Bulletin Board [Back]

January 31, 2004

PM's speech at the inauguration of Global Convention on Peace and Non-violence

“I am pleased to be here with all of you at this Global Convention on Peace and Non-Violence, which is inspired by the teachings of Mahatma Gandhi. My hearty greetings to all the participants. A warm welcome to all our esteemed friends from abroad. Like many of you, I often wonder: Why is it that the passage of time – indeed, the passage of over a half century now – has not reduced the relevance of Mahatma Gandhi for India and for the entire world? Why do we feel that Gandhiji’s place in history is in its future, and not in its past? The answer is obvious. Mahatma Gandhi embodied the eternal and universal values of mankind. He not only preached these values, but also lived them. In the end, like many great souls in the past, he also died for them. And in dying for them, he immortalized the message of his life.

Gandhiji devoted his life to three main causes. Two of them were largely focused on India: India’s independence from colonial rule and India’s social transformation – be it in the field of social equality, communal harmony, education, dignity of labour, and Antyodaya or the concern for the last man on the socio-economic ladder. What he did in these two areas has an enduring significance for us in India. It also has a strong appeal for many thinking people around the world.

But the kernel of his life’s message, which makes that message eternal and universal, and which made Mohandas Gandhi into a Mahatma, is Peace and Non-Violence. The immense moral force and the unwavering consistency with which he championed the imperative of peace and non-violence – both in the immediate neighbourhood and in the world at large -- brought hope to a mankind battered by wars and conflicts. Along with other champions of peace and humanism in the world, he contributed to mankind’s regaining of faith in itself.

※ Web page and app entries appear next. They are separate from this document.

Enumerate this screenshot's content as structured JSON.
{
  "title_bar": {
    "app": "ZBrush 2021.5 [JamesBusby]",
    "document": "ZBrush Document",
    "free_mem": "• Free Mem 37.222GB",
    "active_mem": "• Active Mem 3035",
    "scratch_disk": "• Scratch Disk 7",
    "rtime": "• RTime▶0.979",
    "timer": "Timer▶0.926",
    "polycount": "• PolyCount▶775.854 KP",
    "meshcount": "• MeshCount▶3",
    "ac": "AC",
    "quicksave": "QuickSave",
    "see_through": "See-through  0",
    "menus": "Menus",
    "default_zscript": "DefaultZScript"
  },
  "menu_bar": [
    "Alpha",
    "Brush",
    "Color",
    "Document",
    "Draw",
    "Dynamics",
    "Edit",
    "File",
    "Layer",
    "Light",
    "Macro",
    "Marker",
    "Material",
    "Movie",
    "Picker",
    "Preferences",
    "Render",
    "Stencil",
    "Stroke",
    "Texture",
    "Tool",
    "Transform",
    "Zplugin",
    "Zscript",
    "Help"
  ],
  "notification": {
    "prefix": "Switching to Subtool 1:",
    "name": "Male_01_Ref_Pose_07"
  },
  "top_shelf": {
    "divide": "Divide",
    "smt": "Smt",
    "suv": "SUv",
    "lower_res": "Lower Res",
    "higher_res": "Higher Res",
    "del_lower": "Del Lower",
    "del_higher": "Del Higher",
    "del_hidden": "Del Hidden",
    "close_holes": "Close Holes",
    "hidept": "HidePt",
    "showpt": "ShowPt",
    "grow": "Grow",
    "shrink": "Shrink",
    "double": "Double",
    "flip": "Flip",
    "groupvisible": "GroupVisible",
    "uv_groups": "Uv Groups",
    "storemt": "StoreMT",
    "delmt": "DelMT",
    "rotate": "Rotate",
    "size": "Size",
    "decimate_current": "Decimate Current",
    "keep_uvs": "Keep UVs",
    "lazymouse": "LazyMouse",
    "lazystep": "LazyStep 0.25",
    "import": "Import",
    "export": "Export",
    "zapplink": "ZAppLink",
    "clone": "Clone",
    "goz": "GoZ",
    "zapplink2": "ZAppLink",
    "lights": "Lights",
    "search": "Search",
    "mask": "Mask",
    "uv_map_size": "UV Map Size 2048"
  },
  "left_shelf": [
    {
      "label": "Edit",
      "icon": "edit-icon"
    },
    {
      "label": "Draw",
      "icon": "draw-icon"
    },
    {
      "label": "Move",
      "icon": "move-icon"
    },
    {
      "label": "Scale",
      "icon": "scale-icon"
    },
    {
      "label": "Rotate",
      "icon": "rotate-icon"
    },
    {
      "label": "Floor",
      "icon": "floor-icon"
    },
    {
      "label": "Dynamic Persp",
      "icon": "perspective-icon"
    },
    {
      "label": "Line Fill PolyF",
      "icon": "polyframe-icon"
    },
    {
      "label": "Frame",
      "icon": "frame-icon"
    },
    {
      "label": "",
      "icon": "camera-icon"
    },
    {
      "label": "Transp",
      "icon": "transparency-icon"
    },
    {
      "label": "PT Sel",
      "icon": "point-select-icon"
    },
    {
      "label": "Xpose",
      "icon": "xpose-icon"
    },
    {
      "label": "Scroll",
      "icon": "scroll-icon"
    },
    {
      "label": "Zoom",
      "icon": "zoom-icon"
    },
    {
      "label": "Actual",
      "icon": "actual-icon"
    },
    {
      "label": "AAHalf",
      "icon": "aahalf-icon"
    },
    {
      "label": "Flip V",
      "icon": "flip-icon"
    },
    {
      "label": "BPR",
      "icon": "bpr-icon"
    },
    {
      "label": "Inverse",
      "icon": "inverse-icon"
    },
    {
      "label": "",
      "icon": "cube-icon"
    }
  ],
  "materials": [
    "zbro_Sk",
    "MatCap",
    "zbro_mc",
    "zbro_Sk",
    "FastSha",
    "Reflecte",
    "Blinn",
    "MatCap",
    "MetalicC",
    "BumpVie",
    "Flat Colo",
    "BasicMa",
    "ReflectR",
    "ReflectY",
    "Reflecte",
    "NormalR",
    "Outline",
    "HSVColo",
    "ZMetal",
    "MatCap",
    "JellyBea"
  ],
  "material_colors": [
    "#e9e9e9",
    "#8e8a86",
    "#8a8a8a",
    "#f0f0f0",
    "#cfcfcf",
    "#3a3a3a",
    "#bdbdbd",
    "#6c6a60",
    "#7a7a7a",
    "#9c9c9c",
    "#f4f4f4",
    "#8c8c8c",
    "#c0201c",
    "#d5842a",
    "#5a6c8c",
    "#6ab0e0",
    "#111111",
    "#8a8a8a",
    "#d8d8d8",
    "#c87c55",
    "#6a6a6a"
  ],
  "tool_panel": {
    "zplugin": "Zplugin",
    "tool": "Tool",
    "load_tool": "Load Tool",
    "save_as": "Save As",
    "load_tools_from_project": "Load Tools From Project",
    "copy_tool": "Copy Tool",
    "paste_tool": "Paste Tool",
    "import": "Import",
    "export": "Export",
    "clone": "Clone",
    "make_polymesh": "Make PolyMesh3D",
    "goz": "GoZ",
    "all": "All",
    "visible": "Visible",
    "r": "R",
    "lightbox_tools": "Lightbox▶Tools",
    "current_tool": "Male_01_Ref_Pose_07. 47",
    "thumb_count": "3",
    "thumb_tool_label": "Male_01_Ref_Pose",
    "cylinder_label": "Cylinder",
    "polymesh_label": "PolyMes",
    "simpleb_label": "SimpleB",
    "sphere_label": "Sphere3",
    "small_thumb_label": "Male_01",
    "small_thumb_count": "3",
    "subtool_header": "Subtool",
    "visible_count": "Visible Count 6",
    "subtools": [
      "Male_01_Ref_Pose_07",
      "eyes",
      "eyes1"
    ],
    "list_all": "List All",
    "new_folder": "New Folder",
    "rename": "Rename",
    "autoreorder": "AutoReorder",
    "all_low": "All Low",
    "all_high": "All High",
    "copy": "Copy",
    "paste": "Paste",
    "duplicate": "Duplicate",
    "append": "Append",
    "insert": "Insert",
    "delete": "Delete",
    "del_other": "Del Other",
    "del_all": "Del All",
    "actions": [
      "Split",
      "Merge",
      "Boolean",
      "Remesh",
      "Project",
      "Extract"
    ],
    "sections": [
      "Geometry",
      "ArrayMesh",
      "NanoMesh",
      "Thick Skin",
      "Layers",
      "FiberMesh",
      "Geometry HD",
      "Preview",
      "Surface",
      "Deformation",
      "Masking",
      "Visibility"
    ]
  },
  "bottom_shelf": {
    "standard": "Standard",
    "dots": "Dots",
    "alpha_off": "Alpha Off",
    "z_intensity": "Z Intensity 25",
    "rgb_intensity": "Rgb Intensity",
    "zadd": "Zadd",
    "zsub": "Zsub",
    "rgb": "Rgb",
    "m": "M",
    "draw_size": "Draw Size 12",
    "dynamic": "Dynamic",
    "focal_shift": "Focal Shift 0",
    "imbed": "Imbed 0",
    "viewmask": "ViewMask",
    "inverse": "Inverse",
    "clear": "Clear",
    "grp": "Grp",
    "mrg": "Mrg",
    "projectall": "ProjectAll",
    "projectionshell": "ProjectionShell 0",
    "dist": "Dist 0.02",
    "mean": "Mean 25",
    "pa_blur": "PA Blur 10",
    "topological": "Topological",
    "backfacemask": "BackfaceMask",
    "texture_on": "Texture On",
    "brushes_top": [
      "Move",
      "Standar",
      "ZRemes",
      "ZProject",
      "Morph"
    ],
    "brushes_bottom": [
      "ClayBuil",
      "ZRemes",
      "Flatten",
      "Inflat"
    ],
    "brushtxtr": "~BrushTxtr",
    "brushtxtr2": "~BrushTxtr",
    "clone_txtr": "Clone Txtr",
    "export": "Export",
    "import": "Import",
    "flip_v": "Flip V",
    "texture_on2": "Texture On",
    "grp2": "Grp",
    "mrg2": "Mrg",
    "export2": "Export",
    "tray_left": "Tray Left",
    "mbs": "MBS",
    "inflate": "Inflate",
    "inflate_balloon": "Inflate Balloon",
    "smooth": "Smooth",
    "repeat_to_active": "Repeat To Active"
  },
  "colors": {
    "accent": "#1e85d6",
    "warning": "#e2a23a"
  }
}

Many people, including peace-loving people, are often tempted to think that Gandhiji’s ideal of peace is just an illusion, with no chance of ever becoming a reality. This is because, the world continues to be scarred and wounded by violence in many forms. However, the mere continuation of violence cannot negate the need for non-violence. Rather, it provides an added reason and imparts further urgency to our search for peace.

Echoing the belief of all humanistic thinkers around the world, Gandhiji insisted that violence is not the natural state of human existence. Men and societies yearn for life without violence. Their most mundane needs as well as their deepest aspirations can be fulfilled only in conditions of peace. Sometimes, nations may go to war, and some groups may fight with each other. But sooner or later, they realize the futility of bloodshed and the utility of dialogue.

Distinguished friends, the point I wish to make is that the contest between violence and peace need not be a never-ending refrain in the song of humanity’s future. This may sound like an audacious statement, more akin to wishful thinking than to man’s historical experience. But I believe that there are certain objective factors in modern history that have strengthened the forces of peace relative to the forces of violence.

The first among these peace-enhancing objective factors is the power of democracy. When more and more people participate in the affairs of a nation and in determining what should be done and should not be done, the chances of their opting for a peaceful course are always greater than otherwise. In the latter half of the 20th century, not only has the power of democracy grown worldwide; but several international and multilateral institutions working on democratic principles have also been founded. The UN and its affiliate organizations are the most important among them. For the first time in human history, so many people, their governments and other representative organizations across the world are engaged in dialogue, interaction, cooperation, and conflict-resolution.